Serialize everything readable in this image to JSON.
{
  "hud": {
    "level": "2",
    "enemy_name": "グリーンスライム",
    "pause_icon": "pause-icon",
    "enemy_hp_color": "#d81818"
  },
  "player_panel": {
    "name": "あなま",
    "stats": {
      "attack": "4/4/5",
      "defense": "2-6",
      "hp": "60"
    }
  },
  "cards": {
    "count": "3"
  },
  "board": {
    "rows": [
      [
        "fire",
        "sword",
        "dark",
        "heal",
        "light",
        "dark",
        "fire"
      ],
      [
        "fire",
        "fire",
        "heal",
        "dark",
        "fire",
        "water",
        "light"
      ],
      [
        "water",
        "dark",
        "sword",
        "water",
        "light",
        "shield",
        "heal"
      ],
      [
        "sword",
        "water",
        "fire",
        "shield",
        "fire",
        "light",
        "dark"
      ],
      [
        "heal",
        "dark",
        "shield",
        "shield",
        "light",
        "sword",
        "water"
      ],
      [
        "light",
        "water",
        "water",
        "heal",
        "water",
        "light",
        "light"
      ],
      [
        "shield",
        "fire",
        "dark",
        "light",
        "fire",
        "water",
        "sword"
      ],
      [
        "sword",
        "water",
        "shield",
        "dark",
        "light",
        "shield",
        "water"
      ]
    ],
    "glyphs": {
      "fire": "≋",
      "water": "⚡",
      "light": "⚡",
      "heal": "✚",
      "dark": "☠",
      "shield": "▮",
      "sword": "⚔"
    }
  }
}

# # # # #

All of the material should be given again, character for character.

Serialize everything readable in this image to JSON.
{
  "hud": {
    "level": "2",
    "enemy_name": "グリーンスライム",
    "pause_icon": "pause-icon",
    "enemy_hp_color": "#d81818"
  },
  "player_panel": {
    "name": "あなま",
    "stats": {
      "attack": "4/4/5",
      "defense": "2-6",
      "hp": "60"
    }
  },
  "cards": {
    "count": "3"
  },
  "board": {
    "rows": [
      [
        "fire",
        "sword",
        "dark",
        "heal",
        "light",
        "dark",
        "fire"
      ],
      [
        "fire",
        "fire",
        "heal",
        "dark",
        "fire",
        "water",
        "light"
      ],
      [
        "water",
        "dark",
        "sword",
        "water",
        "light",
        "shield",
        "heal"
      ],
      [
        "sword",
        "water",
        "fire",
        "shield",
        "fire",
        "light",
        "dark"
      ],
      [
        "heal",
        "dark",
        "shield",
        "shield",
        "light",
        "sword",
        "water"
      ],
      [
        "light",
        "water",
        "water",
        "heal",
        "water",
        "light",
        "light"
      ],
      [
        "shield",
        "fire",
        "dark",
        "light",
        "fire",
        "water",
        "sword"
      ],
      [
        "sword",
        "water",
        "shield",
        "dark",
        "light",
        "shield",
        "water"
      ]
    ],
    "glyphs": {
      "fire": "≋",
      "water": "⚡",
      "light": "⚡",
      "heal": "✚",
      "dark": "☠",
      "shield": "▮",
      "sword": "⚔"
    }
  }
}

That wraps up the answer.